This snake averages 1 to 1.5 meters long with black and white bands encircling its body. Found in marshes and forests, the many-banded krait is shy yet has lethal venom that paralyzes the respiratory system. First described in 1861, it was Blyth who named the species.

The smooth, glossy scales hide a slender, compressed body. Nocturnal in nature, the many-banded krait spends its days coiled under rocks. During breeding season, females lay up to 14 eggs that soon begin hunting after hatching without parental care.

Though shy, the many-banded krait’s venom is so potent, a single bite can prove fatal if untreated. Seeking immediate medical care after a bite allows anti-venom to counteract the toxins. Restricting victim movement prevents spreading while waiting for treatment.

With toxicity higher than a king cobra, the many-banded krait ranks among Asia’s most dangerous. Still, bites rarely occur as the shy creatures keep to themselves. Their lethal nature, however, demands healthy respect for these banded beauties should one cross your path.

Is banded krait rare?

The banded krait (Bungarus fasciatus) is a rare, highly venomous snake species found in Southeast Asia. It grows up to 2.7 meters (8 feet 10 inches) and should be handled carefully. The banded krait has alternating black and yellow crossbands encircling its body. Its head is mostly black. The first black band on the body and black patch on the head form a V-shape. The banded krait is infamous for its potent neurotoxic venom. It plays a crucial ecological role by controlling rodent populations. This species resembles other kraits but has distinguishable gold and black patterns. Its venom yield is high due to its large size. The banded krait is timid yet potentially lethal to humans. It is the longest krait with a maximum length exceeding 2 meters. This coastal snake is widely found across Southeast Asia, usually 1.5-2 meters long. It consumes lizards, other snakes and small vertebrates. The banded krait prefers to avoid humans. Bites are relatively rare so human fatalities are uncommon. Caution is essential to minimize risk when encountering this snake in the wild. The many-banded krait, also called the Taiwanese or Chinese krait, is an extremely venomous elapid first described in 1861. Its genus name “Bungarus” derives from the Latinized Telugu word for krait. The species name “multicinctus” combines Latin words meaning “many encircled”.

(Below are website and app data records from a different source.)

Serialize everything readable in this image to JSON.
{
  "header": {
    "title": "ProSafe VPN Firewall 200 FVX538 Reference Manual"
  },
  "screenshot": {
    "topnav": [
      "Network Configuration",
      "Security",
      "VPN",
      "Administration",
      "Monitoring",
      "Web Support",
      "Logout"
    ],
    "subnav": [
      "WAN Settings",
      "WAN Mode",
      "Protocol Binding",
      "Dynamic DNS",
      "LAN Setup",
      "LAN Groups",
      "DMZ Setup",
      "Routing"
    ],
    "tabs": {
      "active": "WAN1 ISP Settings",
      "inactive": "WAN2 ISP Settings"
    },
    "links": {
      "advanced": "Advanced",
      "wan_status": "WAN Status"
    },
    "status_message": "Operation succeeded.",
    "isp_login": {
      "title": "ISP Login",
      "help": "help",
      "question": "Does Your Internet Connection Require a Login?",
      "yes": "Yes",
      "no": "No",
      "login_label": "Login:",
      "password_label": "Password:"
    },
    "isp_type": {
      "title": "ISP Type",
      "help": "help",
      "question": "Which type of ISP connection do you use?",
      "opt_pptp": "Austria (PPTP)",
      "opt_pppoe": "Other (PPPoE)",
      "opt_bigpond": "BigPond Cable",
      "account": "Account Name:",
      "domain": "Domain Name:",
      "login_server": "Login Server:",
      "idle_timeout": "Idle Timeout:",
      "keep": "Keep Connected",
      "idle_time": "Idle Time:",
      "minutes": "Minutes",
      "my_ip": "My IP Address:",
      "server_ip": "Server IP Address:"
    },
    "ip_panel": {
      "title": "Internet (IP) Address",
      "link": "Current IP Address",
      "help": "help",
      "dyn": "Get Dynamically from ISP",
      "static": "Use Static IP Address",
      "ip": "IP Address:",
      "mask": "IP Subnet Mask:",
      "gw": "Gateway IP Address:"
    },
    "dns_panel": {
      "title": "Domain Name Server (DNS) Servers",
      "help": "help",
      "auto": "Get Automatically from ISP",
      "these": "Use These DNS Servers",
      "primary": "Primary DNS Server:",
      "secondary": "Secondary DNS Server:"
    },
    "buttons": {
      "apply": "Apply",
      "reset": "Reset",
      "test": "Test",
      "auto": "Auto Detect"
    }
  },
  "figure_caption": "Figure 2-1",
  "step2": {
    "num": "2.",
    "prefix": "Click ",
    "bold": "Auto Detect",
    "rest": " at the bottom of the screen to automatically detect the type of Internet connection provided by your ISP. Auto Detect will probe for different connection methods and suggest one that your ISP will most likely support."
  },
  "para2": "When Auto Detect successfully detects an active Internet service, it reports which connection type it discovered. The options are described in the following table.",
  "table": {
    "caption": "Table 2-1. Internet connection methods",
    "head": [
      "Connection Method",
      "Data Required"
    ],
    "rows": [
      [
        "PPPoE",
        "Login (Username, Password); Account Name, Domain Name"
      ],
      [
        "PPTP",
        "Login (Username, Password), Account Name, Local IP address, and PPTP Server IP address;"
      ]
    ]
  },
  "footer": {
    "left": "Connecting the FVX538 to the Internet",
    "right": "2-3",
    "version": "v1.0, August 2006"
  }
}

What is Malayan krait?

The Malayan Krait is a highly venomous snake species found in Southeast Asia. Known for striking appearance and potent venom. This snake garners both awe and fear from humans due to deadly nature. We will explore fascinating facts about the Malayan Krait. From physical characteristics and behavior to habitat and conservation status. We will uncover captivating secrets of this snake species.

The Malayan Krait is a venomous snake species found in Southeast Asia. Despite dangerous reputation, it plays important role in ecosystem, controlling rodents and small animals. It has ecological, cultural and medicinal importance. Featured in folklore and believed to have healing properties.

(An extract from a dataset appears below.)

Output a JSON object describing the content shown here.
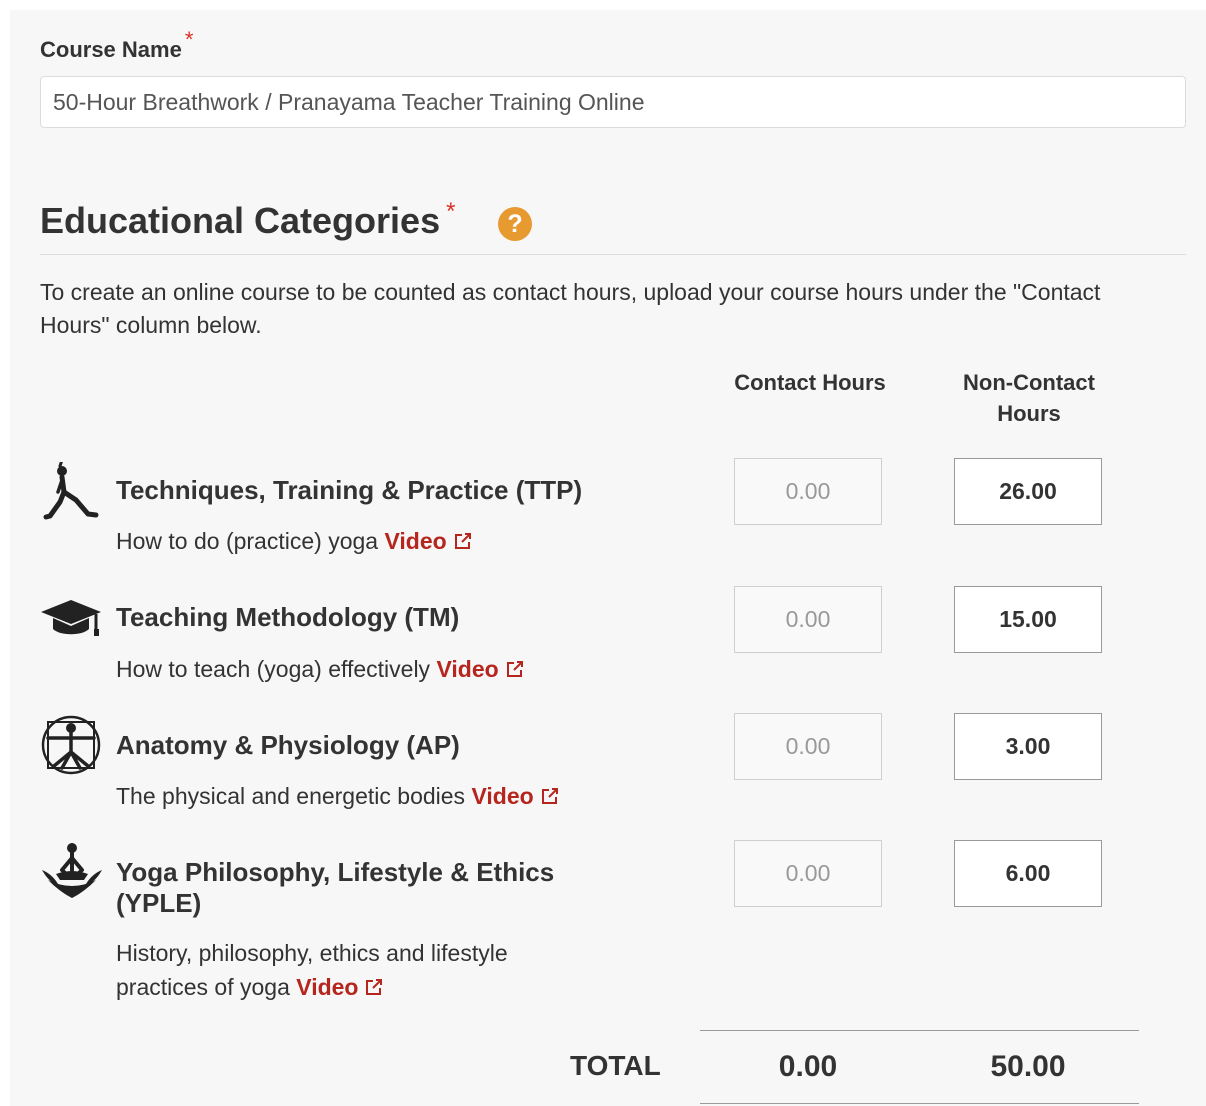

The Malayan krait possesses one of lowest survival rates of snakes on Earth. During Vietnam War, American soldiers referred to many-banded krait as “two-step snake,” believing venom lethal enough to kill in two steps.

The Malayan krait is a venomous krait snake with bright pattern on skin. Found in Southeast Asia.

The Bungarus candidus is a krait species found in Thailand. Highly venomous, it should be approached carefully.

The Malayan Krait is a nocturnal, terrestrial snake found near water sources and forests of Southeast Asia. It can be confused with nonvenomous snakes, but is highly venomous.

The Malayan Krait enjoys habitat with close proximity to water and rice fields. Found at elevations between 250-300m above sea level. Rarely found higher.

The Malayan Krait reproduces by laying 4-10 eggs. Newly hatched snakes 27-29cm long.

Bungarus candidus is a highly venomous krait species found in Southeast Asia. Attains length of 108cm. Has dark crossbands on body and tail separated by yellowish-white spaces.